Basil from last summer's garden. Boy do I miss being able to go outside every single day and pick fresh basil! I used it in almost everything, including scrambled eggs!
R E C I P E S — When I knew that I was going to be socked in with the large snowstorm currently blowing around outside, I decided I'd make a nice tomato sauce and some meatballs. I normally read a lot of cookbooks and recipes online, but I almost never actually cook with recipes. I like to "wing it" when I'm in the kitchen, throwing a bit of this, a pinch of that, as I prepare food.

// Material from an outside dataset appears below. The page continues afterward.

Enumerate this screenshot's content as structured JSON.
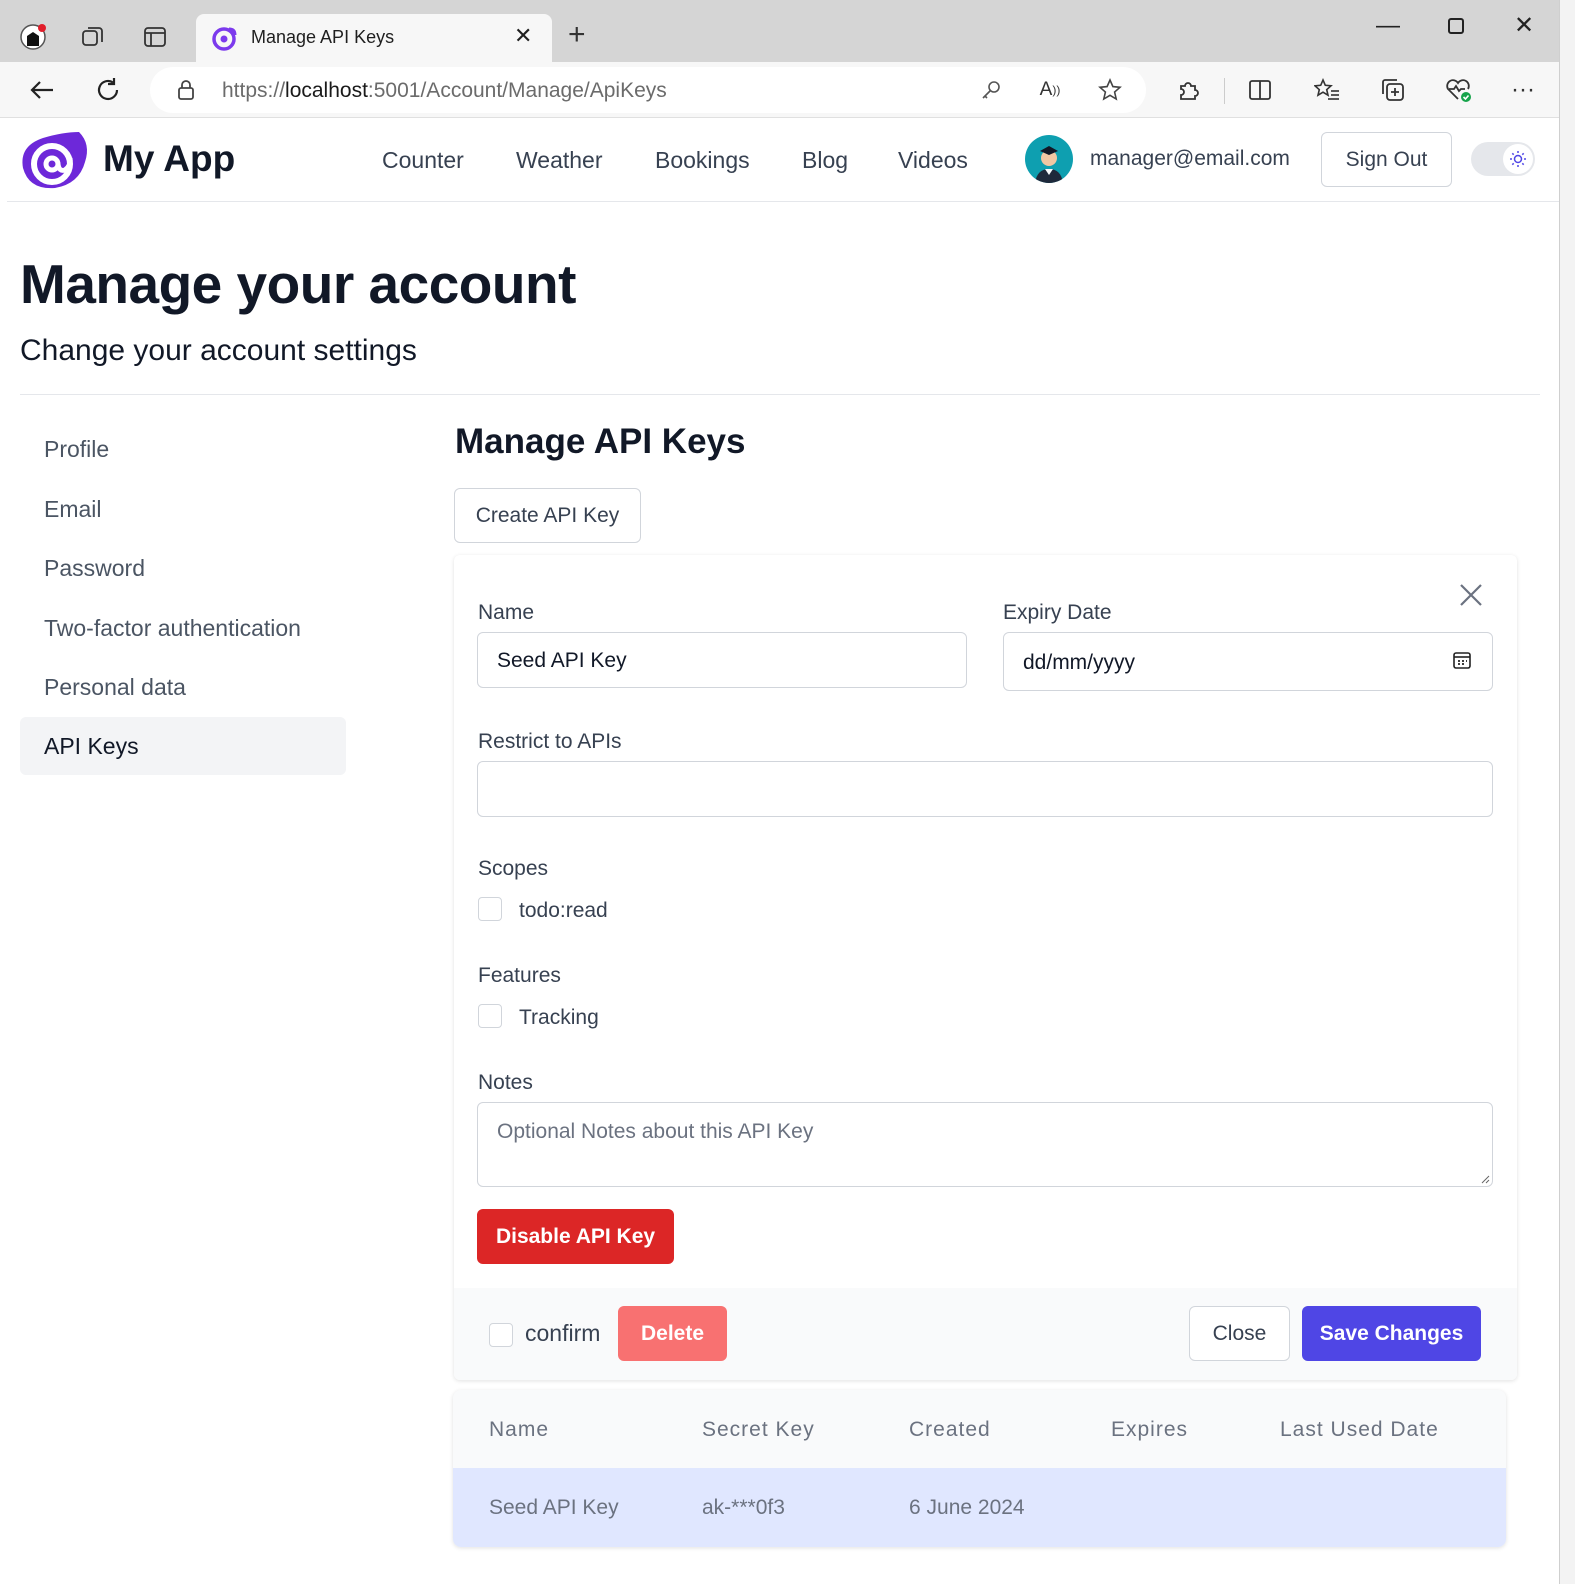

The fact I'm only cooking for myself has made me almost fearless by now, as I don't have to take anyone else's tastes into consideration. Today I decided to make up a new meatball concoction. All amounts are "close to" what I used, as I don't really measure things either, lol. They really came out well!
Italian-ish Meatballs by artandcolour
- 3/4 lb lean ground beef (I used 93/7)
- 3/4 lb bulk Italian pork sausage (I used a local New Haven brand known for its low-fat content)
- 1/2 large sweet white onion
- 1 cup sliced mushrooms ( Baby bellas, almost always on sale!)
- 1 cup chopped fresh basil
- 1/2 cup oil-cured Italian black olives
- 1 cup whole milk Ricotta cheese
- 1 large egg
- 1/2 cup grated Parmesan or Romano cheese (use the inexpensive kind in the green can, and save the better quality for use on top of the pasta. I save money everywhere I can!)
- 2 cups Panko, the coarser Japanese variety of bread crumbs, evenly divided into two individual cups
- 2 tbsp dried fennel seeds
- 2 tbsp dried oregano
- 2 tbsp crushed black peppercorns
- 1 tbsp coarse sea salt
Roughly chop the onion and put into a food processor with the steel blade attached. Add the sliced mushrooms, basil and black olives and pulse until everything is finely chopped. I know that chefs and the Food Network seem to favor "chunky" or "roughly chopped" ingredients these days, but I prefer an even texture in my foods. I really don't like to take a bite of a meatball and have it taste like olives, and have the next bite taste more like onions or basil. I like every bite to have a uniform flavor, so I make sure every ingredient is the same consistency as the ground meat. To each his own, though!
Add the mixture from the food processor into the bowl of combined ground meats. Add one cup of the Panko breadcrumbs, and then add the rest of the ingredients, and mix together. Again, I use my hands to make sure everything is mixed together evenly. The Ricotta and the egg will help the mixture moisten so it mixes well, and the Panko will help it bulk up and hold together.
Form the meatballs. Mine were about two inches in width, and I made fourteen of them from this recipe. Roll the meatballs in the remaining Panko for a crust, and place them in a baking pan that has had olive oil drizzled on the bottom.
Bake at 350° for one hour, turning over the meatballs at the 1/2 hour mark. When they come out of the oven, you can eat them as is, or add them to your tomato sauce while it's cooking.